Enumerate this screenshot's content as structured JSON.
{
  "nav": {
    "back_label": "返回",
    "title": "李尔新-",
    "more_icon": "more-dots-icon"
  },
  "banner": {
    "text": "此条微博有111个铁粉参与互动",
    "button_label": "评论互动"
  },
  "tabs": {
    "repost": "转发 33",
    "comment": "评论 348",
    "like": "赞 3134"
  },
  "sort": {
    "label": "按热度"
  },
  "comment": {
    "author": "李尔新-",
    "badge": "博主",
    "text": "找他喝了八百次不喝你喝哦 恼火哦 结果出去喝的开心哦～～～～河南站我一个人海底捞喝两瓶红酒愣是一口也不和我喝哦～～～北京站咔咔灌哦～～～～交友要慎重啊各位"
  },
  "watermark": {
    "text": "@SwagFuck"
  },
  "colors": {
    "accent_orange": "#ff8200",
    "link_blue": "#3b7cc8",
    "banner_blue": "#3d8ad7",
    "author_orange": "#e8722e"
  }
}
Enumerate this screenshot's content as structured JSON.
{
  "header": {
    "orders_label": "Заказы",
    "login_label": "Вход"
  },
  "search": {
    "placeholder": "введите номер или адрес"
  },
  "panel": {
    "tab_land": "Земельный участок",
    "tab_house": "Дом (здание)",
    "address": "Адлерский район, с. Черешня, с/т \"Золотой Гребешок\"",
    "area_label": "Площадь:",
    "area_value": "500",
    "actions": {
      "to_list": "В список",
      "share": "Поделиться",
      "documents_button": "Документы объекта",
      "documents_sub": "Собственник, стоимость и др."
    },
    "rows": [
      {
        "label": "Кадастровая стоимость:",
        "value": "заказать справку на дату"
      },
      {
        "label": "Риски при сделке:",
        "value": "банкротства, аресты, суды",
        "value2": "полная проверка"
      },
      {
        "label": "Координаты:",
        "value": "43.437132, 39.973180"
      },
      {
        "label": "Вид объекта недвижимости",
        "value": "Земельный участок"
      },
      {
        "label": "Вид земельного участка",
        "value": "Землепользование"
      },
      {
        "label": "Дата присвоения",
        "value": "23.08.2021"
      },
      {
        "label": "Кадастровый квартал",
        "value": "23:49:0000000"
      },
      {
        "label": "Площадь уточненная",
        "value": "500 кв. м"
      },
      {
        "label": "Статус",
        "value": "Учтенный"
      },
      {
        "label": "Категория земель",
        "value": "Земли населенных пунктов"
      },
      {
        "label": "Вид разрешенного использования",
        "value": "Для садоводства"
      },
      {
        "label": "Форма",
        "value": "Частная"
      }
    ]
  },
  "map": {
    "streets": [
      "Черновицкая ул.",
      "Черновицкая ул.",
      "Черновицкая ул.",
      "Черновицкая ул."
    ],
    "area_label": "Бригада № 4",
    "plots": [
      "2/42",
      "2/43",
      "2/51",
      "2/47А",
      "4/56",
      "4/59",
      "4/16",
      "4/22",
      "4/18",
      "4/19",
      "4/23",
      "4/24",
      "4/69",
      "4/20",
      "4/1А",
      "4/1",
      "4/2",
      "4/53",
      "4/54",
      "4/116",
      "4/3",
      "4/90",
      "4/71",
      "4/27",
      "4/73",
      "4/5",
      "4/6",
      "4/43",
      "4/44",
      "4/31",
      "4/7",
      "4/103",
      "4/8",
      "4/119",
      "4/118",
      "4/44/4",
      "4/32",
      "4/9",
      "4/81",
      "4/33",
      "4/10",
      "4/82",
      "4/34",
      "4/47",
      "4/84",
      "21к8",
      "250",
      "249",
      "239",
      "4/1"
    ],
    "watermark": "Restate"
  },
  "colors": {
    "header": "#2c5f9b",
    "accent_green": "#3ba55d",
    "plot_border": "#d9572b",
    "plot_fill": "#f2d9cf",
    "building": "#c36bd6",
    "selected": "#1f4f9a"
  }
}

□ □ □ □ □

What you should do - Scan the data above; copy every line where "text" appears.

Completed exercise -
    "text": "此条微博有111个铁粉参与互动",
    "text": "找他喝了八百次不喝你喝哦 恼火哦 结果出去喝的开心哦～～～～河南站我一个人海底捞喝两瓶红酒愣是一口也不和我喝哦～～～北京站咔咔灌哦～～～～交友要慎重啊各位"
    "text": "@SwagFuck"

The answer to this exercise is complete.